■ **The problem**
Scan the entries below for the word "user", then copy each line that holds it.

■ **Dataset extract**
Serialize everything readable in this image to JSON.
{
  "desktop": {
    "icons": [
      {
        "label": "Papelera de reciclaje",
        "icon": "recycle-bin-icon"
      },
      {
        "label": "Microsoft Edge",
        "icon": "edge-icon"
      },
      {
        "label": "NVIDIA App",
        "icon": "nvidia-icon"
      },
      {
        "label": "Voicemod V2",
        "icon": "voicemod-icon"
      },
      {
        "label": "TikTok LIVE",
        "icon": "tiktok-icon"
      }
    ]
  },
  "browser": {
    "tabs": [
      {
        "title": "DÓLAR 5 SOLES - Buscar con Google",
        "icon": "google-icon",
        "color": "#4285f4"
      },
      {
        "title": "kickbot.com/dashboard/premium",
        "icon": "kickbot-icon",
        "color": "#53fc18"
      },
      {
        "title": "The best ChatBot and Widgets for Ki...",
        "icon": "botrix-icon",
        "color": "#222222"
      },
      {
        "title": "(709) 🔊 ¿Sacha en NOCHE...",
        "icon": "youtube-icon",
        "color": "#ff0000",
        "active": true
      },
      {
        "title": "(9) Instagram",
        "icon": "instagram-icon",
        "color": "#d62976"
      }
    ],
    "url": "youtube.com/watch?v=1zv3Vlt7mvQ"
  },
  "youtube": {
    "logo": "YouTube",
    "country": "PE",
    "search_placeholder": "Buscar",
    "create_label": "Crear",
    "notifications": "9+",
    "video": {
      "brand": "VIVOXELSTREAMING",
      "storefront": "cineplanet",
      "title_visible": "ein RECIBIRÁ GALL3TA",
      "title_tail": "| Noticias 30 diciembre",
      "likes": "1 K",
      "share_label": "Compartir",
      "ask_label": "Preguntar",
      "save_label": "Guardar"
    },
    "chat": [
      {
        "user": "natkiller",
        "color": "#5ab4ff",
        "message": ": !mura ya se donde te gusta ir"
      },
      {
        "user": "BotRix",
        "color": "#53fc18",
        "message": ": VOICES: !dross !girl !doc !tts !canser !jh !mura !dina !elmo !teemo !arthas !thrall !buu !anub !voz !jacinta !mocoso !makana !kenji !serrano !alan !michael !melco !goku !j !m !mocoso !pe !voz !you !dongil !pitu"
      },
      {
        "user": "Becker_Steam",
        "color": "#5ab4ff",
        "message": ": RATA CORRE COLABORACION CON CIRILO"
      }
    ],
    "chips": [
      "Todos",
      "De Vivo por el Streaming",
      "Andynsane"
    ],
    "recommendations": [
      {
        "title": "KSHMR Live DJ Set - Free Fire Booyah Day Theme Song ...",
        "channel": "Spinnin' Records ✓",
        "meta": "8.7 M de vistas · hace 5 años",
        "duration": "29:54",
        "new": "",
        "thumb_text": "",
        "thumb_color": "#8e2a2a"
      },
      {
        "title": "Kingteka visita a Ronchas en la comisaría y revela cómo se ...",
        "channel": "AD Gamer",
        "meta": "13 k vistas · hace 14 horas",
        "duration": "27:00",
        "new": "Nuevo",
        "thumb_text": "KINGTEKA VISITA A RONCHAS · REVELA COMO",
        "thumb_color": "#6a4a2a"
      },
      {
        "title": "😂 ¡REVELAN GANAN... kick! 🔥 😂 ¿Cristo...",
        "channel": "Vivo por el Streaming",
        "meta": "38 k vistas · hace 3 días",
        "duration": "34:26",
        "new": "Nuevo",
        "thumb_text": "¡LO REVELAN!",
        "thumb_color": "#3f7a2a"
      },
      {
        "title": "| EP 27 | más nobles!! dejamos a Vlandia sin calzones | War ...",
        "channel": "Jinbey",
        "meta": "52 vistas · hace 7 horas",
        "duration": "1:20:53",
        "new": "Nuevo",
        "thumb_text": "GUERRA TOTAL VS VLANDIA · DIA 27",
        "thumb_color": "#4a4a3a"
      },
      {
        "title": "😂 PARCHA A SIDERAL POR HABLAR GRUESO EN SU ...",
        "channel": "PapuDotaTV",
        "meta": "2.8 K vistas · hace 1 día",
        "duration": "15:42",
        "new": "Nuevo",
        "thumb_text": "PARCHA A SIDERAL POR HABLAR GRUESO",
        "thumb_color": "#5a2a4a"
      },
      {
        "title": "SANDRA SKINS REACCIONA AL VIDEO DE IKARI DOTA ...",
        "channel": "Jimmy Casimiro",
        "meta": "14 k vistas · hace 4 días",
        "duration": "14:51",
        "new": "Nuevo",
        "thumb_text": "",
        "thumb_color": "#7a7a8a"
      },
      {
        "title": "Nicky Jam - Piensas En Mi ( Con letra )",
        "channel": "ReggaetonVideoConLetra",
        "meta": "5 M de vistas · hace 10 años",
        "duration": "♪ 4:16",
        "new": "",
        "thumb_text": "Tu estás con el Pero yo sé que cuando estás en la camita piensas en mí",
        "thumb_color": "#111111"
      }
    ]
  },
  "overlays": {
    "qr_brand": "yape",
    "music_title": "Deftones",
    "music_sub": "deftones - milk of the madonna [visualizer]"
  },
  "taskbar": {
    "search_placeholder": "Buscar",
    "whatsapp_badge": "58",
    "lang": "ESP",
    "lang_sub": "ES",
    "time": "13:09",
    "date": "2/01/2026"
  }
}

■ **Reply to the task**
        "user": "natkiller",
        "user": "BotRix",
        "user": "Becker_Steam",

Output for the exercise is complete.